I think it will be useful to mention another point related to this issue. Bediüzzaman says, “Prayer and trusting God greatly strengthen our inclination to do good, and repentance and seeking God’s forgiveness defeat our inclination to evil and break its transgressions.” That is, as repentance and seeking God’s forgiveness (tawba and istighfar) serve as a barrier against human inclination for evil and neutralize sins by slamming them with a sledgehammer, supplicating to God similarly strengthens our inclination for goodness. Accordingly, people moving with the wing of repentance and asking forgiveness on the one hand and supplication on the other, by God’s grace, may ascend to the peak of human perfection and find themselves below the feet of the Pride of Humanity, upon him be peace and blessings.

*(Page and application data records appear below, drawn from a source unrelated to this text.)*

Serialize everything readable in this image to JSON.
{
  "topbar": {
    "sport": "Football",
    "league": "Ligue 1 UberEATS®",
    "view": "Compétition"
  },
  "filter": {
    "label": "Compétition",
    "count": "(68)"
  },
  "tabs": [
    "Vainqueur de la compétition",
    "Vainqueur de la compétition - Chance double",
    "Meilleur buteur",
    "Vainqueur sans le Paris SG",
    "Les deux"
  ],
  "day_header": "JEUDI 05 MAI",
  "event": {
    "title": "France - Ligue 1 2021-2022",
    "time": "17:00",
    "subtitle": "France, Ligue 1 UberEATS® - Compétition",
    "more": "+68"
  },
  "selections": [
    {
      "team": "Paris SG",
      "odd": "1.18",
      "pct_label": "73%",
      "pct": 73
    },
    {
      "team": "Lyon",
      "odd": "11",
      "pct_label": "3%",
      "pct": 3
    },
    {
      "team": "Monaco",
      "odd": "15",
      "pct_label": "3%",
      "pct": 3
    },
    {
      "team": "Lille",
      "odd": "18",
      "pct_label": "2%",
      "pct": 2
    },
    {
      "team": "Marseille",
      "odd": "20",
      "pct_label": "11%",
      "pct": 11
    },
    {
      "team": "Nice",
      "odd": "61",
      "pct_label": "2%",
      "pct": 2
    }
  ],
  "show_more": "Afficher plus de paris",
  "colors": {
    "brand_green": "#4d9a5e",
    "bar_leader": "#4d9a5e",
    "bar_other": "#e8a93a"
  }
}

On the other hand, let me express how I wish that—instead of struggling to restore their hearts and spiritual lives—people could build up barriers against their destruction from the very beginning, for it is very difficult to restore something after it has been destroyed. As I have mentioned in different talks, when I was assigned as a young imam to the Selimiye Mosque in Edirne, restoration work had begun. During my stay of six to seven years in Edirne, the restoration of the mosque, which had been built at the time of Sultan Selim III in six years, was still not completed. Because restoring something ruined into its original condition is far more difficult than constructing it anew. So, spiritual restoration of a person who underwent sinful deformation is not as easy as thought. Then one must try to be cautious of destruction from the very beginning and remain vigilant of sins. 

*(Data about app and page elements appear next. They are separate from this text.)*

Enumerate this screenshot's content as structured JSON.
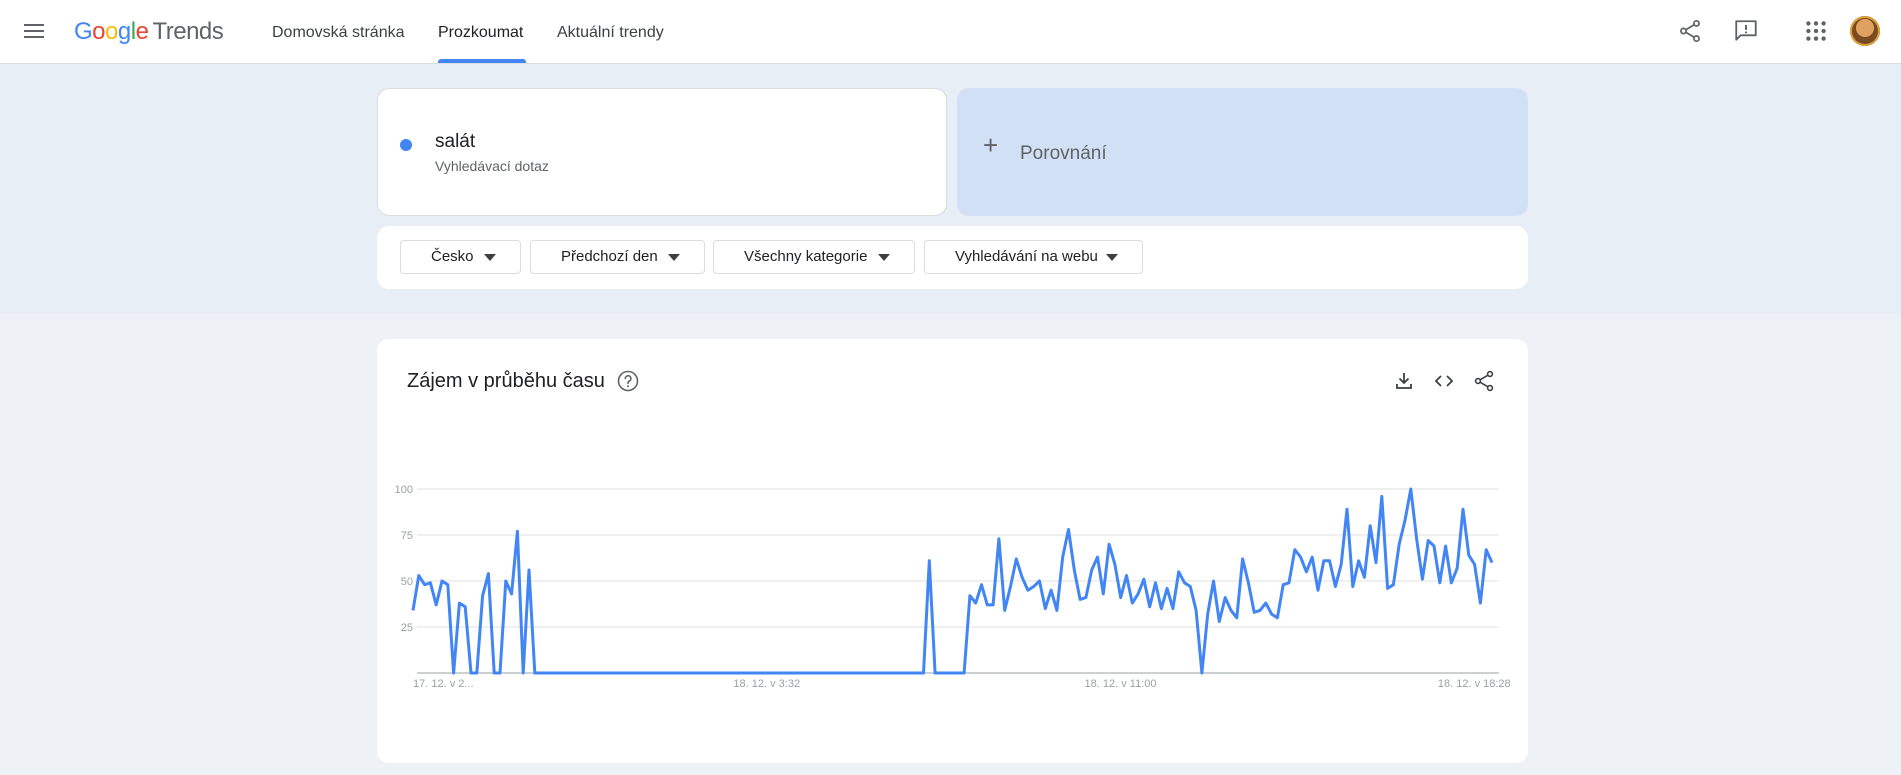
{
  "header": {
    "logo_google": "Google",
    "logo_trends": "Trends",
    "tabs": [
      {
        "label": "Domovská stránka"
      },
      {
        "label": "Prozkoumat"
      },
      {
        "label": "Aktuální trendy"
      }
    ],
    "active_tab": "Prozkoumat",
    "icons": [
      "menu-icon",
      "share-icon",
      "feedback-icon",
      "apps-icon",
      "avatar"
    ]
  },
  "search": {
    "term": "salát",
    "term_type": "Vyhledávací dotaz",
    "term_color": "#4285f4",
    "compare_label": "Porovnání"
  },
  "filters": [
    {
      "label": "Česko"
    },
    {
      "label": "Předchozí den"
    },
    {
      "label": "Všechny kategorie"
    },
    {
      "label": "Vyhledávání na webu"
    }
  ],
  "chart_card": {
    "title": "Zájem v průběhu času",
    "icons": [
      "help-icon",
      "download-icon",
      "embed-icon",
      "share-icon"
    ]
  },
  "chart_data": {
    "type": "line",
    "series": [
      {
        "color": "#4285f4",
        "values": [
          34,
          53,
          48,
          49,
          37,
          50,
          48,
          0,
          38,
          36,
          0,
          0,
          42,
          54,
          0,
          0,
          50,
          43,
          77,
          0,
          56,
          0,
          0,
          0,
          0,
          0,
          0,
          0,
          0,
          0,
          0,
          0,
          0,
          0,
          0,
          0,
          0,
          0,
          0,
          0,
          0,
          0,
          0,
          0,
          0,
          0,
          0,
          0,
          0,
          0,
          0,
          0,
          0,
          0,
          0,
          0,
          0,
          0,
          0,
          0,
          0,
          0,
          0,
          0,
          0,
          0,
          0,
          0,
          0,
          0,
          0,
          0,
          0,
          0,
          0,
          0,
          0,
          0,
          0,
          0,
          0,
          0,
          0,
          0,
          0,
          0,
          0,
          0,
          0,
          61,
          0,
          0,
          0,
          0,
          0,
          0,
          42,
          38,
          48,
          37,
          37,
          73,
          34,
          47,
          62,
          52,
          45,
          47,
          50,
          35,
          45,
          34,
          63,
          78,
          56,
          40,
          41,
          56,
          63,
          43,
          70,
          59,
          41,
          53,
          38,
          43,
          51,
          36,
          49,
          35,
          46,
          35,
          55,
          49,
          47,
          34,
          0,
          32,
          50,
          28,
          41,
          34,
          30,
          62,
          49,
          33,
          34,
          38,
          32,
          30,
          48,
          49,
          67,
          63,
          55,
          63,
          45,
          61,
          61,
          47,
          59,
          89,
          47,
          61,
          52,
          80,
          60,
          96,
          46,
          48,
          70,
          83,
          100,
          73,
          51,
          72,
          69,
          49,
          69,
          49,
          57,
          89,
          64,
          59,
          38,
          67,
          60
        ]
      }
    ],
    "x_tick_labels": [
      "17. 12. v 2...",
      "18. 12. v 3:32",
      "18. 12. v 11:00",
      "18. 12. v 18:28"
    ],
    "y_tick_labels": [
      "100",
      "75",
      "50",
      "25"
    ],
    "ylim": [
      0,
      100
    ],
    "grid": true
  }
}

1. Sahih al-Bukhari, Marda, 1
2. Imploring Hearts (Al-Qulub ad-Dari‘a) is a collection of prayers and supplications selected and compiled into a volume by Fethullah Gülen from various Islamic sources. (Ed.)
3. Kanz al-Ummal, 1/475, 2065

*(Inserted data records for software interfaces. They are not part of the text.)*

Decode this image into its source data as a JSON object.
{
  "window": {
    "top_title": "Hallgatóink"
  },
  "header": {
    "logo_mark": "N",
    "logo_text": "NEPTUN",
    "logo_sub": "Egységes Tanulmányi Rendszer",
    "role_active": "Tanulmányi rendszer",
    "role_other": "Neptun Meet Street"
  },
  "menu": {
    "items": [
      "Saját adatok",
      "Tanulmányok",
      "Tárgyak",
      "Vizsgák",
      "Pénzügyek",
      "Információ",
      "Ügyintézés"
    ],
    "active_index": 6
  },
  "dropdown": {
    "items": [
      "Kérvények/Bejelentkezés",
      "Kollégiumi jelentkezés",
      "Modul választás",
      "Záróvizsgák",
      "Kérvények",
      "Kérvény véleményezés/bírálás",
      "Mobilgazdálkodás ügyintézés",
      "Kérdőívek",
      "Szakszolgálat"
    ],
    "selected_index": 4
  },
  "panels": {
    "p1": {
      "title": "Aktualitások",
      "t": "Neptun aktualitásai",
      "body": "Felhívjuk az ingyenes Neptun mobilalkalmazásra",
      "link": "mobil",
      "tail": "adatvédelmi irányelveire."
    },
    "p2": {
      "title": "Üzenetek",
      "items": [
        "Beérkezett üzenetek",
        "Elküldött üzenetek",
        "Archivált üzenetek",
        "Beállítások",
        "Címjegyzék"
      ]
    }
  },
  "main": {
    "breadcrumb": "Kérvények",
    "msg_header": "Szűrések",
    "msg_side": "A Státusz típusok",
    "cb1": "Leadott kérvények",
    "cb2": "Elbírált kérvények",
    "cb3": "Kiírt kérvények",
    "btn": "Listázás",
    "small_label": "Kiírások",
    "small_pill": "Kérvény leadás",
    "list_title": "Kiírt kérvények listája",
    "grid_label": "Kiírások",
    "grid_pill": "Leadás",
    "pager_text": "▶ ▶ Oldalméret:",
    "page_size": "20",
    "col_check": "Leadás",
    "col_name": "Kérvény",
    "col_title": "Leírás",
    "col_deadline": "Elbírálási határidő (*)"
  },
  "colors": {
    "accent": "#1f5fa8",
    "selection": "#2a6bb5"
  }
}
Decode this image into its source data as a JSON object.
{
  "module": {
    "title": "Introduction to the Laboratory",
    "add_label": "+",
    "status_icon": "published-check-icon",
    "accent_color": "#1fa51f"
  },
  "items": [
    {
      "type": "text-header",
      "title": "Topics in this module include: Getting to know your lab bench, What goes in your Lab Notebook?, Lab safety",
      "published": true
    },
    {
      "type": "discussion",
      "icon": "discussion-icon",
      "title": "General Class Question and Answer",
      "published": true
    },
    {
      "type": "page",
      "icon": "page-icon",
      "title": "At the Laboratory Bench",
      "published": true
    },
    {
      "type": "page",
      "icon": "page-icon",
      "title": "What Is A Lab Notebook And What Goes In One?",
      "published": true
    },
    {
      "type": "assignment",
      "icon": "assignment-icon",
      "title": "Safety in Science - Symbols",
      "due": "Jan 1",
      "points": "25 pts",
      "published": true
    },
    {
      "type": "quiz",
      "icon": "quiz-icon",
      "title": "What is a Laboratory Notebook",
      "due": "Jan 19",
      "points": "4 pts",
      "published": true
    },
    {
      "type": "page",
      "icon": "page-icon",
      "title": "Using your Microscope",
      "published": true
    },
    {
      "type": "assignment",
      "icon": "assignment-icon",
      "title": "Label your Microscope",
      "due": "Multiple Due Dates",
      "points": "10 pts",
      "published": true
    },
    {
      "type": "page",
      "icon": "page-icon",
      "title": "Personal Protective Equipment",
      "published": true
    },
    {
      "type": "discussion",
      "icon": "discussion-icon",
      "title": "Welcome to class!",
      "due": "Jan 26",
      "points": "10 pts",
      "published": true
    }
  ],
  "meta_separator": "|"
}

4. The Gleams is one of the four main volumes of the collection of the Risale-i Nur (The Epistles of Light) by the leading Islamic scholar Bediüzzaman Said Nursi (1876-1960). The other three main volumes in this modern commentary of the Qur’an are The Words, The Letters, and The Rays. (Ed.)

This text is the translation of “Muhasebe ve İstiğfar

  • Herkul Radyo